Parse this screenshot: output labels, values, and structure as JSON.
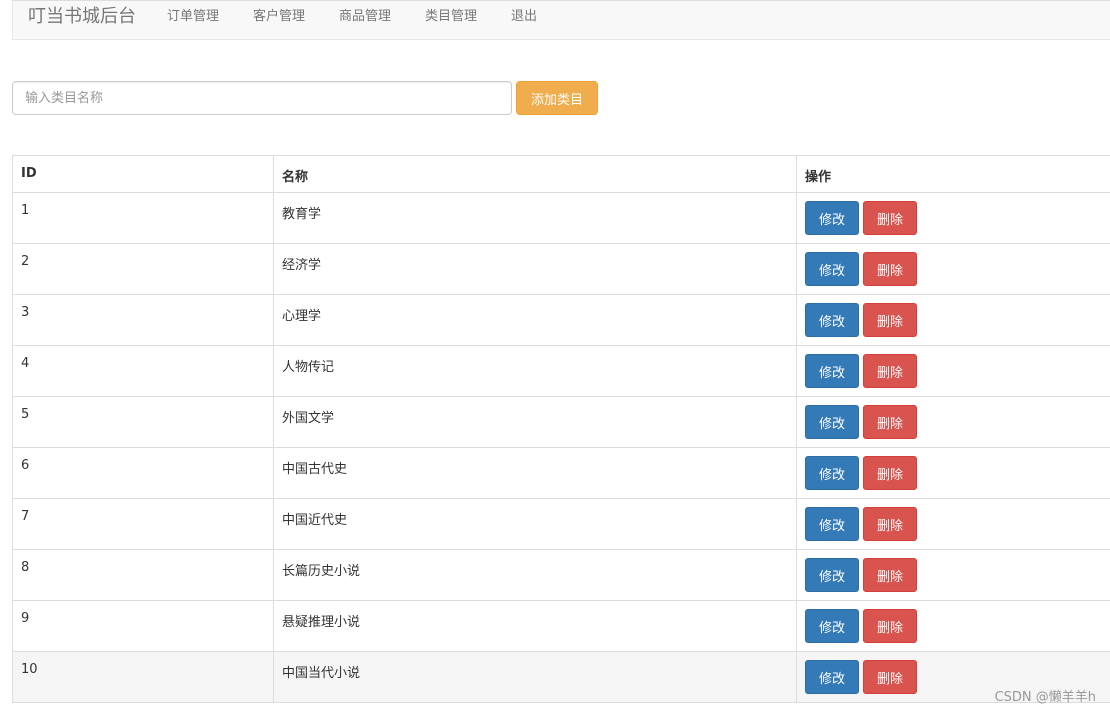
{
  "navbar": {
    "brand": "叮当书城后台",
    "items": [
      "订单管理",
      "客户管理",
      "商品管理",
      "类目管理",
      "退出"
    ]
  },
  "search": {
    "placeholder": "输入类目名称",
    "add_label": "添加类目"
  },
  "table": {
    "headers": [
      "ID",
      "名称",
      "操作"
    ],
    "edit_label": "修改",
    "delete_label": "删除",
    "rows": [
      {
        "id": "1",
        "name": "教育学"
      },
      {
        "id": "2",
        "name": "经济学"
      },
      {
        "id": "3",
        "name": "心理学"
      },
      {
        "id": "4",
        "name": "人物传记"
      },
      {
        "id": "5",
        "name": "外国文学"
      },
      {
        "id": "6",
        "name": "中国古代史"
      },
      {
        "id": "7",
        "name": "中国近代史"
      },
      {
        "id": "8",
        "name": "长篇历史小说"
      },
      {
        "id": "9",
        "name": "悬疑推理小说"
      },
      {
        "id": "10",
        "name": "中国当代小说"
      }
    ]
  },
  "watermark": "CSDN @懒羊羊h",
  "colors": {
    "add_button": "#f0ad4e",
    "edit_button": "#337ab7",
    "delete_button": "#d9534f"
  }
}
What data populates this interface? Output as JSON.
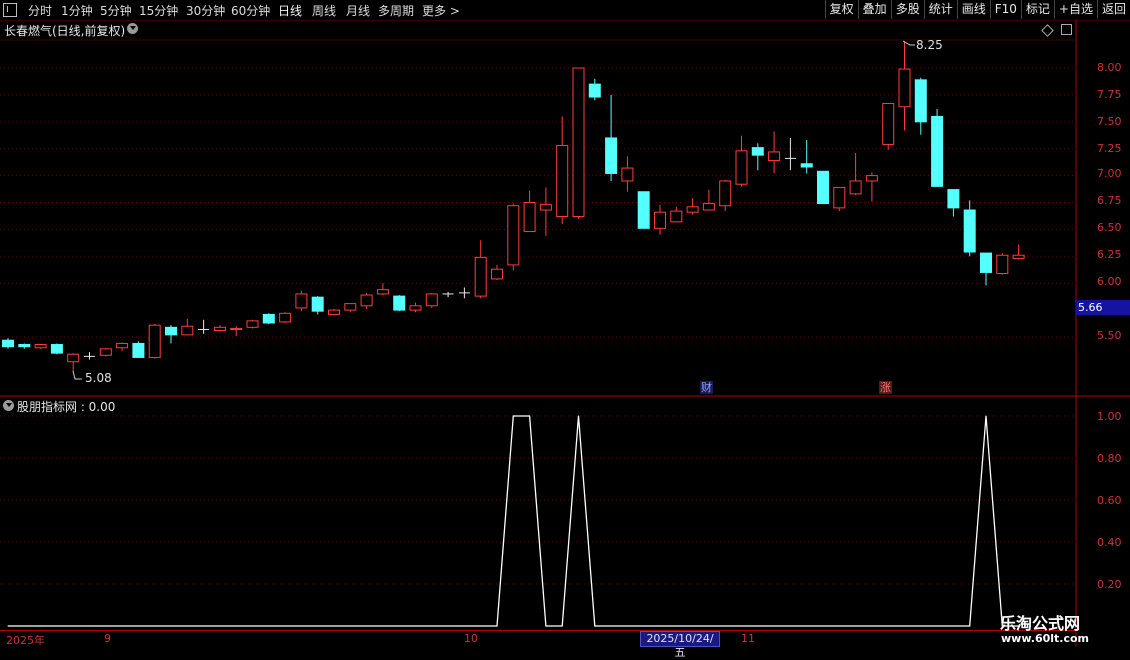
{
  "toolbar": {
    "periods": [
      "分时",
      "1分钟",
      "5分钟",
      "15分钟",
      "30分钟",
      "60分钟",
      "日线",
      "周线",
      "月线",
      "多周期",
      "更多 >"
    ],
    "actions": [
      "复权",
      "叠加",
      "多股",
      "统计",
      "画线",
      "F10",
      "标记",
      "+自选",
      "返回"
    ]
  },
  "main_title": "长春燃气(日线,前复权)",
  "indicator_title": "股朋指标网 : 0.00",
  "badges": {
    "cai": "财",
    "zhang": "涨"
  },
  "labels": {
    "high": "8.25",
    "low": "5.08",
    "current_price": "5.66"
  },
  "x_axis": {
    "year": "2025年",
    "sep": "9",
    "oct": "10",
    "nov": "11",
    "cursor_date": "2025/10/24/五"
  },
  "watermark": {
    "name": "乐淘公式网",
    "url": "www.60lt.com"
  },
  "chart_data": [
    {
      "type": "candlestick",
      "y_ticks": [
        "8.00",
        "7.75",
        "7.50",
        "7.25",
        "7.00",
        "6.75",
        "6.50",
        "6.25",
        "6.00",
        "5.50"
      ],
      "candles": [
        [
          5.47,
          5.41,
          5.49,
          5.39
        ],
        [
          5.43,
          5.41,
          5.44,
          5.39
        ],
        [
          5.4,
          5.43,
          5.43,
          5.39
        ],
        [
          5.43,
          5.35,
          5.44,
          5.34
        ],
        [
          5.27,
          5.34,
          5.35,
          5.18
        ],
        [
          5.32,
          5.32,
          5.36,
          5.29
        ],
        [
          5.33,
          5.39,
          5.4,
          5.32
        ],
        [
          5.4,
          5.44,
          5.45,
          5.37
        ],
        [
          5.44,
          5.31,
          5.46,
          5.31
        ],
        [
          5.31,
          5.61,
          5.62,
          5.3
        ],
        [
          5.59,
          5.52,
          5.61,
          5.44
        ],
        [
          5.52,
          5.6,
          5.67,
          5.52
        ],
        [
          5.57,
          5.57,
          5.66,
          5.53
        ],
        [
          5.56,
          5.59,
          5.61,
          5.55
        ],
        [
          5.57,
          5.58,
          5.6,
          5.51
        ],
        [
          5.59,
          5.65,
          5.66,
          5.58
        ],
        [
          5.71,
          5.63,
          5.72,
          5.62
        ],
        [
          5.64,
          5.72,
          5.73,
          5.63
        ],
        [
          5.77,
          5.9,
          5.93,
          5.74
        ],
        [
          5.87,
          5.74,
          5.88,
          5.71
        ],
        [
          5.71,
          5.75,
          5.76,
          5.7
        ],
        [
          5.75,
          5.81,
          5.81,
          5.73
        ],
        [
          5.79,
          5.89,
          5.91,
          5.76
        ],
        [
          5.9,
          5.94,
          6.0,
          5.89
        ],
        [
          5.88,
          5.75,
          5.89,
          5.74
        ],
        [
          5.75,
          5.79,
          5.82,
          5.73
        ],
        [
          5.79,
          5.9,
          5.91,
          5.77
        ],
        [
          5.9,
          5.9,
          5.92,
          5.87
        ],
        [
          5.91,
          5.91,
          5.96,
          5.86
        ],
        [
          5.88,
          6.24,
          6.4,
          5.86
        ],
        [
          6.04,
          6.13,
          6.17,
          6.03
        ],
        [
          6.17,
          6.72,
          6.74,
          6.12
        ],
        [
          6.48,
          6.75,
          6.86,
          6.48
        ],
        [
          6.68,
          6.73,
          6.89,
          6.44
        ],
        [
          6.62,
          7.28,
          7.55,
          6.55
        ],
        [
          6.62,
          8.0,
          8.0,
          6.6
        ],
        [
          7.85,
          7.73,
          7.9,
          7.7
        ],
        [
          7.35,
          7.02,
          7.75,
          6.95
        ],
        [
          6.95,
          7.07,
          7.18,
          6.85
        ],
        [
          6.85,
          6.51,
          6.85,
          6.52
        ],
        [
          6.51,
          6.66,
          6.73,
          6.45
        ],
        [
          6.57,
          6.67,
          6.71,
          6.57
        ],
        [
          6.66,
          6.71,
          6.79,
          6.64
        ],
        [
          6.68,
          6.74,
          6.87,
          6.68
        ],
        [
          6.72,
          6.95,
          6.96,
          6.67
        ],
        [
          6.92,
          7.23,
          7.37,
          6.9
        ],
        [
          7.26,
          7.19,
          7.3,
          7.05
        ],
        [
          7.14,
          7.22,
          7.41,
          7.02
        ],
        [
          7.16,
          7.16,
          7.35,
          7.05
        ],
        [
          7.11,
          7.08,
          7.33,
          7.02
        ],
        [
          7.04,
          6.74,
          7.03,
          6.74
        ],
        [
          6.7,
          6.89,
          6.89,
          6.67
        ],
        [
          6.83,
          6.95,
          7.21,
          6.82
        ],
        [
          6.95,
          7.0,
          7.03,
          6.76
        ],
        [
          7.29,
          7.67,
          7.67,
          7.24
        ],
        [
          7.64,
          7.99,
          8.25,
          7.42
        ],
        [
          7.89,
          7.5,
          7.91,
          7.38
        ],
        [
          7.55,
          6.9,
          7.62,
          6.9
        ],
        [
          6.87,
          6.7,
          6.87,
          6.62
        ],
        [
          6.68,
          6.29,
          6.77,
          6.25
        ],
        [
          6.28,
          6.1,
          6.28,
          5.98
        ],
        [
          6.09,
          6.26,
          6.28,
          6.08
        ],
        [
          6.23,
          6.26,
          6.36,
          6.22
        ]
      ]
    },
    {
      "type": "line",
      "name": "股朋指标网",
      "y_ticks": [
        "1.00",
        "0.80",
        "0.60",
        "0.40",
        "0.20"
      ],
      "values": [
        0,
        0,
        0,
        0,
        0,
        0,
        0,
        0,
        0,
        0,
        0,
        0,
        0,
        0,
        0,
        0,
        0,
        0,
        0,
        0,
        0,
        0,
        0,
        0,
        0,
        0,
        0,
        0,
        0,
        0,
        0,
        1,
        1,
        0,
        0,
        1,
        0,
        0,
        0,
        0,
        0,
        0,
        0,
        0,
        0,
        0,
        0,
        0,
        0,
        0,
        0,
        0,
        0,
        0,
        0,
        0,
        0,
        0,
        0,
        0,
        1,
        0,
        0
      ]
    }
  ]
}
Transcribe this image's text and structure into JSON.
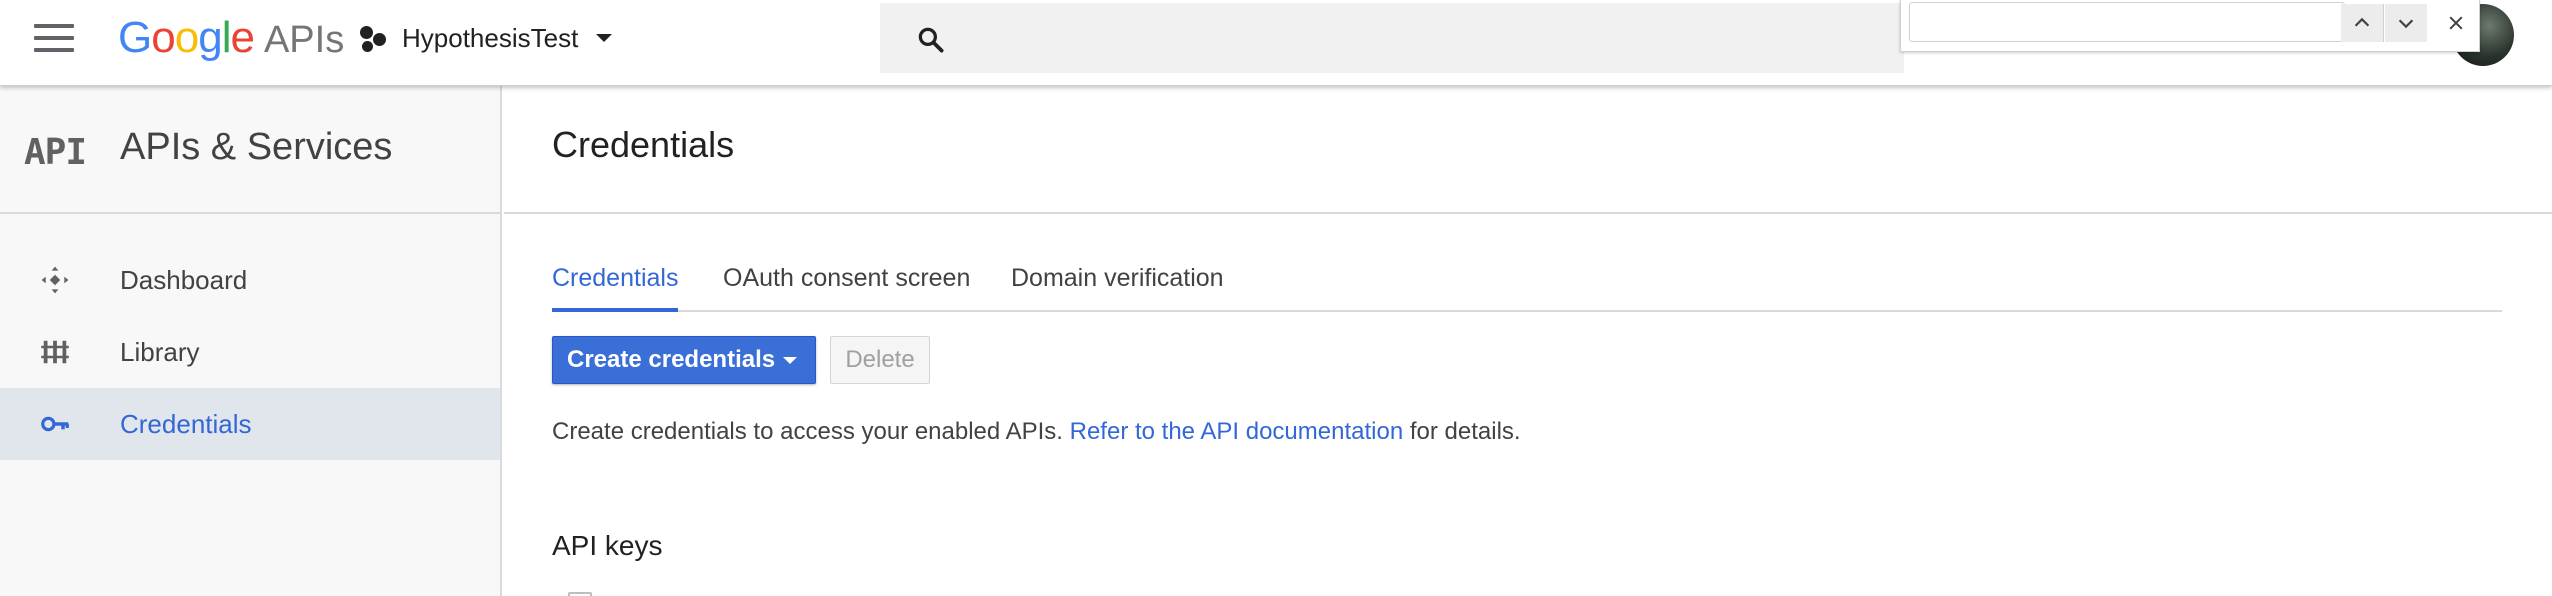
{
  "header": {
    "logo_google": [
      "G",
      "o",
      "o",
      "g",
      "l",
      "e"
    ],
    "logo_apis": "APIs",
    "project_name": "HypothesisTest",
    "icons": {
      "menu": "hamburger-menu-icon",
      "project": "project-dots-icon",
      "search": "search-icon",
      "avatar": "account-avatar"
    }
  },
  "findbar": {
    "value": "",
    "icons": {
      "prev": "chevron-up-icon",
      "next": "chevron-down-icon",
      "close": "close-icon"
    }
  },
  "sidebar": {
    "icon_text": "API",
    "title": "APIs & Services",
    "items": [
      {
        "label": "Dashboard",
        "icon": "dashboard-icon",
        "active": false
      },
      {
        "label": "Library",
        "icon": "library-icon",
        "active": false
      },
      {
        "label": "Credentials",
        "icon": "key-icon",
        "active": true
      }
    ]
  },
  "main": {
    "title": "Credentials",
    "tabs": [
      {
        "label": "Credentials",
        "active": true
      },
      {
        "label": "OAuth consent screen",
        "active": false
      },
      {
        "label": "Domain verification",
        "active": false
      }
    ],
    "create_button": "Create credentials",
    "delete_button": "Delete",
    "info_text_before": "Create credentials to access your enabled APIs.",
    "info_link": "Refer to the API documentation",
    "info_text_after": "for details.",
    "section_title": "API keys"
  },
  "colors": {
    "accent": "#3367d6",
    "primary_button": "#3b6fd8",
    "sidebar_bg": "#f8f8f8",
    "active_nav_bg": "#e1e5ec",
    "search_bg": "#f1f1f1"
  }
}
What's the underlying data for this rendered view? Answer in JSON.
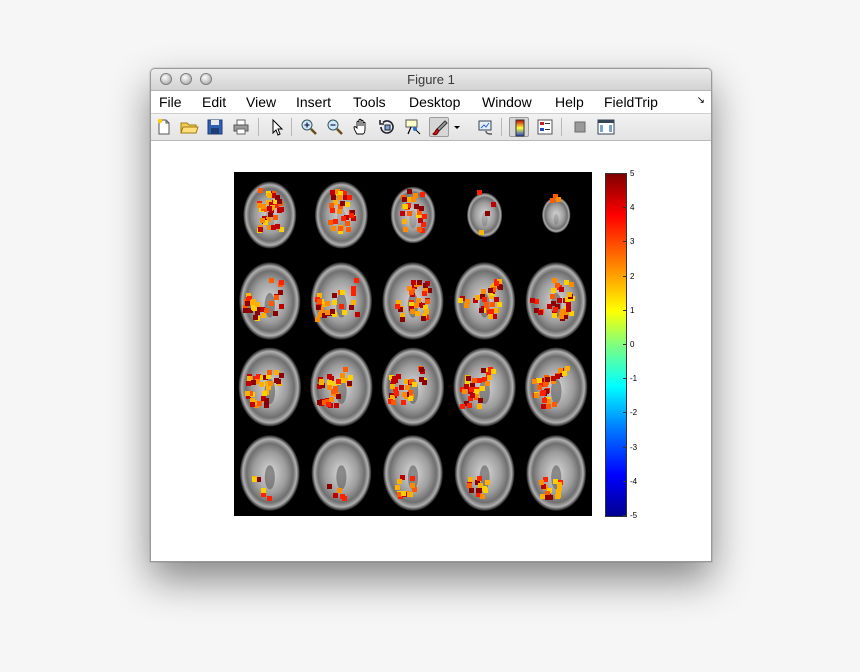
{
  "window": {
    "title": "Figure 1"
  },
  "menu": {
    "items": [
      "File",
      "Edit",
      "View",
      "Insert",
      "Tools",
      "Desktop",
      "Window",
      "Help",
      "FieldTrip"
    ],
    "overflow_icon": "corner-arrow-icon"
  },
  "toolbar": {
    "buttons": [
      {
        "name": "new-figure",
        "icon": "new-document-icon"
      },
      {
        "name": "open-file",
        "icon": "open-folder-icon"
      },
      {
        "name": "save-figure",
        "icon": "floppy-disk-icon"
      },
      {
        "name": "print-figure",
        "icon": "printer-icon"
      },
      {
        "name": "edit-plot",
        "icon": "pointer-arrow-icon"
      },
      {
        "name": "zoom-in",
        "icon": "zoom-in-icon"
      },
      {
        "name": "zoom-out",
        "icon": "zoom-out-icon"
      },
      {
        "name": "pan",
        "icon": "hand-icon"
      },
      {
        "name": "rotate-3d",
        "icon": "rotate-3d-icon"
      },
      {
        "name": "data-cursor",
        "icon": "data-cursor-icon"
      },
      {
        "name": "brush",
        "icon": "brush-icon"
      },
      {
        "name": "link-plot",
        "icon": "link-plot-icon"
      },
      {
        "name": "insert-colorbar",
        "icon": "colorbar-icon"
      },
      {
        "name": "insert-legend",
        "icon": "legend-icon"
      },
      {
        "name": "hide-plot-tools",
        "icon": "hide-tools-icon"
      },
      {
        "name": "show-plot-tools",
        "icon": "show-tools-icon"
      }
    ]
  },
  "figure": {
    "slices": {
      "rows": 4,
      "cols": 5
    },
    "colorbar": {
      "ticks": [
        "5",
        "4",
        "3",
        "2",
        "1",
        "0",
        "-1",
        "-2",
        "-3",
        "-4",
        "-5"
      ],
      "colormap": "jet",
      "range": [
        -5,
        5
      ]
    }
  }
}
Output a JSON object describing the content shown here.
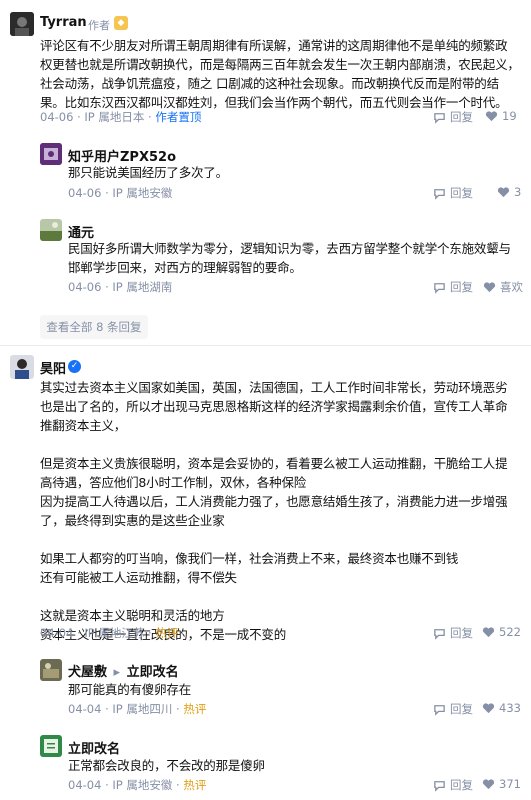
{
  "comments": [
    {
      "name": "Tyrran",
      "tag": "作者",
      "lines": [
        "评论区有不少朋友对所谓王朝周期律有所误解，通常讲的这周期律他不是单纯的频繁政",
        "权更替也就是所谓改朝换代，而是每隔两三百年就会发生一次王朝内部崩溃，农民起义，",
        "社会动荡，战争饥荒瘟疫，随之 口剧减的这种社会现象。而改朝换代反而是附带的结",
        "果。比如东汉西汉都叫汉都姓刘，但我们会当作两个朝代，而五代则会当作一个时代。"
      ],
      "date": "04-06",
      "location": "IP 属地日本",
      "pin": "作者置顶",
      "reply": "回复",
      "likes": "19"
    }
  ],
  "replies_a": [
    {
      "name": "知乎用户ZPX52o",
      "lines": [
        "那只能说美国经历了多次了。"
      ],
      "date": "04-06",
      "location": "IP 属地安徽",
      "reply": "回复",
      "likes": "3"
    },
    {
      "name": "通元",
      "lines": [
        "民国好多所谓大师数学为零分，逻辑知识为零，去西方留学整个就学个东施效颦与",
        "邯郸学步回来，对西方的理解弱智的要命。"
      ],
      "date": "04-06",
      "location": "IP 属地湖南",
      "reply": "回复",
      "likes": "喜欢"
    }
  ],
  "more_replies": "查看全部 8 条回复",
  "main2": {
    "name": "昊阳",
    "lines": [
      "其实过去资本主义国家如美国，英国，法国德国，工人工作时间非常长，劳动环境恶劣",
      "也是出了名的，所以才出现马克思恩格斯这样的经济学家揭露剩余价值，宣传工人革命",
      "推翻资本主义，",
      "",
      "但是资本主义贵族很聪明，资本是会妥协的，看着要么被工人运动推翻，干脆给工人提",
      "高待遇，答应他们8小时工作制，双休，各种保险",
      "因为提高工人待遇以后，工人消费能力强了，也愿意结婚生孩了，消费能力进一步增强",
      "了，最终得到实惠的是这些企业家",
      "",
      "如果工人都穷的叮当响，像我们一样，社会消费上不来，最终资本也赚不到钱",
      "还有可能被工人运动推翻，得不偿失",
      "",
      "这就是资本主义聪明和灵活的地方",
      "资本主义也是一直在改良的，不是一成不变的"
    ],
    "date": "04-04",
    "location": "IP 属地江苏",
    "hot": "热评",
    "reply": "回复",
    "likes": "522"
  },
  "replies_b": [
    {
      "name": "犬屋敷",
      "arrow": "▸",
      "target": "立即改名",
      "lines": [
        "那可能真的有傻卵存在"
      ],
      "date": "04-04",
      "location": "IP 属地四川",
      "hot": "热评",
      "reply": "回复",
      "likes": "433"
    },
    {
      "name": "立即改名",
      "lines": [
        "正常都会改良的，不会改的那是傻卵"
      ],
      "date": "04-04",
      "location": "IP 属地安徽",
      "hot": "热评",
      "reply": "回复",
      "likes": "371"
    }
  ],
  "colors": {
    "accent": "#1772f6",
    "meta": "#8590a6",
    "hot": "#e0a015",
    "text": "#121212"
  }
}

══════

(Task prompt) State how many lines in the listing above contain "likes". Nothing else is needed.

(Solution) 6